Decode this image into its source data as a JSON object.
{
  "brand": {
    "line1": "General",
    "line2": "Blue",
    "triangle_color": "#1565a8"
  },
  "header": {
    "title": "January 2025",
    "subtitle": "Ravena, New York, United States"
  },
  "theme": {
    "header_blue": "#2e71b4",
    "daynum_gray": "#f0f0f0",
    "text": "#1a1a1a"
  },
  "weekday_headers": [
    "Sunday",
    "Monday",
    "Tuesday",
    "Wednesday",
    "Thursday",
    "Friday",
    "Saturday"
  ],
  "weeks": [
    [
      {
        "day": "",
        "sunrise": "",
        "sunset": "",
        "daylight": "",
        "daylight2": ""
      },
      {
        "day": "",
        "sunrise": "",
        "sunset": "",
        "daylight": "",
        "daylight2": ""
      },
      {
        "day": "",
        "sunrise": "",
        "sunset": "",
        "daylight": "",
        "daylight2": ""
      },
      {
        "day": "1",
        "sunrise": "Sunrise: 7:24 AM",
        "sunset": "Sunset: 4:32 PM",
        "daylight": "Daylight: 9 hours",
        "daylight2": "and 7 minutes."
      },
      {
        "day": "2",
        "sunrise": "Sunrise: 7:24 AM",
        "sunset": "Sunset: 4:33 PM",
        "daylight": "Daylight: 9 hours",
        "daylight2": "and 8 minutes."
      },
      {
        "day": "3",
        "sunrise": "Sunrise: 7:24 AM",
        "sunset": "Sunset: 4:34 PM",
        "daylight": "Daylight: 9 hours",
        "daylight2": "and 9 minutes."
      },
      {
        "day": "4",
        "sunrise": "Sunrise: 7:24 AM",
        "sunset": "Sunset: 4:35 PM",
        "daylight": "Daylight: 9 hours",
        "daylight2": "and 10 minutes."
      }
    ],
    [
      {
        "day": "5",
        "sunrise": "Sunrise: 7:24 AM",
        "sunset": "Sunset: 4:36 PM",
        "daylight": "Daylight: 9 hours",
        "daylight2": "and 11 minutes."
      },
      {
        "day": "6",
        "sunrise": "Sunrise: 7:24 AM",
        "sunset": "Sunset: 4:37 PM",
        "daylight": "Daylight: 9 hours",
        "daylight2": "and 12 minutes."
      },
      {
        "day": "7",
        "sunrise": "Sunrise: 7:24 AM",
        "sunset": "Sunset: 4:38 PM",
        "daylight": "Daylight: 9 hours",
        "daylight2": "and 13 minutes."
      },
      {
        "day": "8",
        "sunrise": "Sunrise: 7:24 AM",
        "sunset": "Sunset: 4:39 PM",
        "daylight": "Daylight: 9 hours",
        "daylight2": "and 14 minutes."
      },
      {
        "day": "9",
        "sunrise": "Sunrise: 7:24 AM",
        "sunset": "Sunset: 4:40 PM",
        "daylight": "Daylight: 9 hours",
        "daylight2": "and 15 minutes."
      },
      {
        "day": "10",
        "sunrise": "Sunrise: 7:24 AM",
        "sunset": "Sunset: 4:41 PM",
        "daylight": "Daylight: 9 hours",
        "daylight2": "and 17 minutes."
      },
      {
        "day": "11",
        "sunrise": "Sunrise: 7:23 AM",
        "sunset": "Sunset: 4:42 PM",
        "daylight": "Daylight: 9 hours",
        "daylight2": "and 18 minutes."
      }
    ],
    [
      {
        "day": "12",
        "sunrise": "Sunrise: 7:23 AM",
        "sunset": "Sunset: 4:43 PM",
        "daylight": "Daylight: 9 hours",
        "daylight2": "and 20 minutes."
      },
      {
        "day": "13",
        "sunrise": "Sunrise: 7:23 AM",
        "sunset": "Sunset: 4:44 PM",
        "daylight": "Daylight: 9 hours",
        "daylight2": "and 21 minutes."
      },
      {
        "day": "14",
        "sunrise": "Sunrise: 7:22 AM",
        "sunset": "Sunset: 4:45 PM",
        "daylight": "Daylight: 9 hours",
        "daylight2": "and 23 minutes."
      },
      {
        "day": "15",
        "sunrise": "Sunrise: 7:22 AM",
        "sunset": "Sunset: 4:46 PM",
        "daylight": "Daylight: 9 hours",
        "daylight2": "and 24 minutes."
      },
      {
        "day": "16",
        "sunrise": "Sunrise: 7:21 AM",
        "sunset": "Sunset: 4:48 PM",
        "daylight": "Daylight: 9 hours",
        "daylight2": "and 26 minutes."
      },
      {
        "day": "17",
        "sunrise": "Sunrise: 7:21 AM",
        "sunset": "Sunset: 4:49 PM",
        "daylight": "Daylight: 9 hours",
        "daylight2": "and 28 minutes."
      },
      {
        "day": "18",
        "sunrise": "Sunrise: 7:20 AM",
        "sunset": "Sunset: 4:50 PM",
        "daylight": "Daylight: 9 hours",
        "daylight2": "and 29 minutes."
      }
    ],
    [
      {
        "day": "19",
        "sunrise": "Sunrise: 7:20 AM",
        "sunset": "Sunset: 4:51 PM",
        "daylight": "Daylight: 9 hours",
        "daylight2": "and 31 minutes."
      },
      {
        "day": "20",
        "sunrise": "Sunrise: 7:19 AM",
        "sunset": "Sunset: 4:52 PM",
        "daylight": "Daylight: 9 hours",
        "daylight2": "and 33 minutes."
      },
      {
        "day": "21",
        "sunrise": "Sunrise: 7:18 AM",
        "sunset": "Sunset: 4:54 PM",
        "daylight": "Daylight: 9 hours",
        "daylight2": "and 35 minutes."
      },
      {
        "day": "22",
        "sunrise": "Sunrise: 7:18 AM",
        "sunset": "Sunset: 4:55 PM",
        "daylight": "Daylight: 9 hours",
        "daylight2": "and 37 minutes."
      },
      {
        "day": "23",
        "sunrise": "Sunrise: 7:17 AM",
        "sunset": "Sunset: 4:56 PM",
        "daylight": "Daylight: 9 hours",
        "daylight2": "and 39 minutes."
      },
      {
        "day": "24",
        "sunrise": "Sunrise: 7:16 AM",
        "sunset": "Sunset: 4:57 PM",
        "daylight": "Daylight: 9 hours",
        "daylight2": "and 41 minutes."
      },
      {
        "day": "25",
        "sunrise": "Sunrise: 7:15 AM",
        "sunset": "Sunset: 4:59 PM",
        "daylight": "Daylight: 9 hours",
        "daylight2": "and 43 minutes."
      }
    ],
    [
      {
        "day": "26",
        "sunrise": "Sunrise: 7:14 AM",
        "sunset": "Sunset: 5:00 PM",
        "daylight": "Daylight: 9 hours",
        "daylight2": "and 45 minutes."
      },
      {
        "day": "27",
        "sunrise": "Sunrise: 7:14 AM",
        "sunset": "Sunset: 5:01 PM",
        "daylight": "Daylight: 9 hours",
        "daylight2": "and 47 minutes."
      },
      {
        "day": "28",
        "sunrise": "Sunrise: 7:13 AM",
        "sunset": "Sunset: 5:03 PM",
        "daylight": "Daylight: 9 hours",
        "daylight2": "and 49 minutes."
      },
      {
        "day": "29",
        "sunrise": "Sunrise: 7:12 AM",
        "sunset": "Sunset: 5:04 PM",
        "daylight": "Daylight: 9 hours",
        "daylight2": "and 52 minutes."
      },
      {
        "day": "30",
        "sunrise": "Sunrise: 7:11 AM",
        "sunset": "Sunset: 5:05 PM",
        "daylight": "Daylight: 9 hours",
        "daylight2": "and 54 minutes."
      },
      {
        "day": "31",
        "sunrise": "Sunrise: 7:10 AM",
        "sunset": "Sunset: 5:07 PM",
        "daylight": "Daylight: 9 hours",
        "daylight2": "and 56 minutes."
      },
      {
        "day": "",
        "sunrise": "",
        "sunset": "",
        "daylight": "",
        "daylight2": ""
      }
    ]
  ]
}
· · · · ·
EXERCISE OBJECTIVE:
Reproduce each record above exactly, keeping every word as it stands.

FINISHED EXERCISE:
Decode this image into its source data as a JSON object.
{
  "brand": {
    "line1": "General",
    "line2": "Blue",
    "triangle_color": "#1565a8"
  },
  "header": {
    "title": "January 2025",
    "subtitle": "Ravena, New York, United States"
  },
  "theme": {
    "header_blue": "#2e71b4",
    "daynum_gray": "#f0f0f0",
    "text": "#1a1a1a"
  },
  "weekday_headers": [
    "Sunday",
    "Monday",
    "Tuesday",
    "Wednesday",
    "Thursday",
    "Friday",
    "Saturday"
  ],
  "weeks": [
    [
      {
        "day": "",
        "sunrise": "",
        "sunset": "",
        "daylight": "",
        "daylight2": ""
      },
      {
        "day": "",
        "sunrise": "",
        "sunset": "",
        "daylight": "",
        "daylight2": ""
      },
      {
        "day": "",
        "sunrise": "",
        "sunset": "",
        "daylight": "",
        "daylight2": ""
      },
      {
        "day": "1",
        "sunrise": "Sunrise: 7:24 AM",
        "sunset": "Sunset: 4:32 PM",
        "daylight": "Daylight: 9 hours",
        "daylight2": "and 7 minutes."
      },
      {
        "day": "2",
        "sunrise": "Sunrise: 7:24 AM",
        "sunset": "Sunset: 4:33 PM",
        "daylight": "Daylight: 9 hours",
        "daylight2": "and 8 minutes."
      },
      {
        "day": "3",
        "sunrise": "Sunrise: 7:24 AM",
        "sunset": "Sunset: 4:34 PM",
        "daylight": "Daylight: 9 hours",
        "daylight2": "and 9 minutes."
      },
      {
        "day": "4",
        "sunrise": "Sunrise: 7:24 AM",
        "sunset": "Sunset: 4:35 PM",
        "daylight": "Daylight: 9 hours",
        "daylight2": "and 10 minutes."
      }
    ],
    [
      {
        "day": "5",
        "sunrise": "Sunrise: 7:24 AM",
        "sunset": "Sunset: 4:36 PM",
        "daylight": "Daylight: 9 hours",
        "daylight2": "and 11 minutes."
      },
      {
        "day": "6",
        "sunrise": "Sunrise: 7:24 AM",
        "sunset": "Sunset: 4:37 PM",
        "daylight": "Daylight: 9 hours",
        "daylight2": "and 12 minutes."
      },
      {
        "day": "7",
        "sunrise": "Sunrise: 7:24 AM",
        "sunset": "Sunset: 4:38 PM",
        "daylight": "Daylight: 9 hours",
        "daylight2": "and 13 minutes."
      },
      {
        "day": "8",
        "sunrise": "Sunrise: 7:24 AM",
        "sunset": "Sunset: 4:39 PM",
        "daylight": "Daylight: 9 hours",
        "daylight2": "and 14 minutes."
      },
      {
        "day": "9",
        "sunrise": "Sunrise: 7:24 AM",
        "sunset": "Sunset: 4:40 PM",
        "daylight": "Daylight: 9 hours",
        "daylight2": "and 15 minutes."
      },
      {
        "day": "10",
        "sunrise": "Sunrise: 7:24 AM",
        "sunset": "Sunset: 4:41 PM",
        "daylight": "Daylight: 9 hours",
        "daylight2": "and 17 minutes."
      },
      {
        "day": "11",
        "sunrise": "Sunrise: 7:23 AM",
        "sunset": "Sunset: 4:42 PM",
        "daylight": "Daylight: 9 hours",
        "daylight2": "and 18 minutes."
      }
    ],
    [
      {
        "day": "12",
        "sunrise": "Sunrise: 7:23 AM",
        "sunset": "Sunset: 4:43 PM",
        "daylight": "Daylight: 9 hours",
        "daylight2": "and 20 minutes."
      },
      {
        "day": "13",
        "sunrise": "Sunrise: 7:23 AM",
        "sunset": "Sunset: 4:44 PM",
        "daylight": "Daylight: 9 hours",
        "daylight2": "and 21 minutes."
      },
      {
        "day": "14",
        "sunrise": "Sunrise: 7:22 AM",
        "sunset": "Sunset: 4:45 PM",
        "daylight": "Daylight: 9 hours",
        "daylight2": "and 23 minutes."
      },
      {
        "day": "15",
        "sunrise": "Sunrise: 7:22 AM",
        "sunset": "Sunset: 4:46 PM",
        "daylight": "Daylight: 9 hours",
        "daylight2": "and 24 minutes."
      },
      {
        "day": "16",
        "sunrise": "Sunrise: 7:21 AM",
        "sunset": "Sunset: 4:48 PM",
        "daylight": "Daylight: 9 hours",
        "daylight2": "and 26 minutes."
      },
      {
        "day": "17",
        "sunrise": "Sunrise: 7:21 AM",
        "sunset": "Sunset: 4:49 PM",
        "daylight": "Daylight: 9 hours",
        "daylight2": "and 28 minutes."
      },
      {
        "day": "18",
        "sunrise": "Sunrise: 7:20 AM",
        "sunset": "Sunset: 4:50 PM",
        "daylight": "Daylight: 9 hours",
        "daylight2": "and 29 minutes."
      }
    ],
    [
      {
        "day": "19",
        "sunrise": "Sunrise: 7:20 AM",
        "sunset": "Sunset: 4:51 PM",
        "daylight": "Daylight: 9 hours",
        "daylight2": "and 31 minutes."
      },
      {
        "day": "20",
        "sunrise": "Sunrise: 7:19 AM",
        "sunset": "Sunset: 4:52 PM",
        "daylight": "Daylight: 9 hours",
        "daylight2": "and 33 minutes."
      },
      {
        "day": "21",
        "sunrise": "Sunrise: 7:18 AM",
        "sunset": "Sunset: 4:54 PM",
        "daylight": "Daylight: 9 hours",
        "daylight2": "and 35 minutes."
      },
      {
        "day": "22",
        "sunrise": "Sunrise: 7:18 AM",
        "sunset": "Sunset: 4:55 PM",
        "daylight": "Daylight: 9 hours",
        "daylight2": "and 37 minutes."
      },
      {
        "day": "23",
        "sunrise": "Sunrise: 7:17 AM",
        "sunset": "Sunset: 4:56 PM",
        "daylight": "Daylight: 9 hours",
        "daylight2": "and 39 minutes."
      },
      {
        "day": "24",
        "sunrise": "Sunrise: 7:16 AM",
        "sunset": "Sunset: 4:57 PM",
        "daylight": "Daylight: 9 hours",
        "daylight2": "and 41 minutes."
      },
      {
        "day": "25",
        "sunrise": "Sunrise: 7:15 AM",
        "sunset": "Sunset: 4:59 PM",
        "daylight": "Daylight: 9 hours",
        "daylight2": "and 43 minutes."
      }
    ],
    [
      {
        "day": "26",
        "sunrise": "Sunrise: 7:14 AM",
        "sunset": "Sunset: 5:00 PM",
        "daylight": "Daylight: 9 hours",
        "daylight2": "and 45 minutes."
      },
      {
        "day": "27",
        "sunrise": "Sunrise: 7:14 AM",
        "sunset": "Sunset: 5:01 PM",
        "daylight": "Daylight: 9 hours",
        "daylight2": "and 47 minutes."
      },
      {
        "day": "28",
        "sunrise": "Sunrise: 7:13 AM",
        "sunset": "Sunset: 5:03 PM",
        "daylight": "Daylight: 9 hours",
        "daylight2": "and 49 minutes."
      },
      {
        "day": "29",
        "sunrise": "Sunrise: 7:12 AM",
        "sunset": "Sunset: 5:04 PM",
        "daylight": "Daylight: 9 hours",
        "daylight2": "and 52 minutes."
      },
      {
        "day": "30",
        "sunrise": "Sunrise: 7:11 AM",
        "sunset": "Sunset: 5:05 PM",
        "daylight": "Daylight: 9 hours",
        "daylight2": "and 54 minutes."
      },
      {
        "day": "31",
        "sunrise": "Sunrise: 7:10 AM",
        "sunset": "Sunset: 5:07 PM",
        "daylight": "Daylight: 9 hours",
        "daylight2": "and 56 minutes."
      },
      {
        "day": "",
        "sunrise": "",
        "sunset": "",
        "daylight": "",
        "daylight2": ""
      }
    ]
  ]
}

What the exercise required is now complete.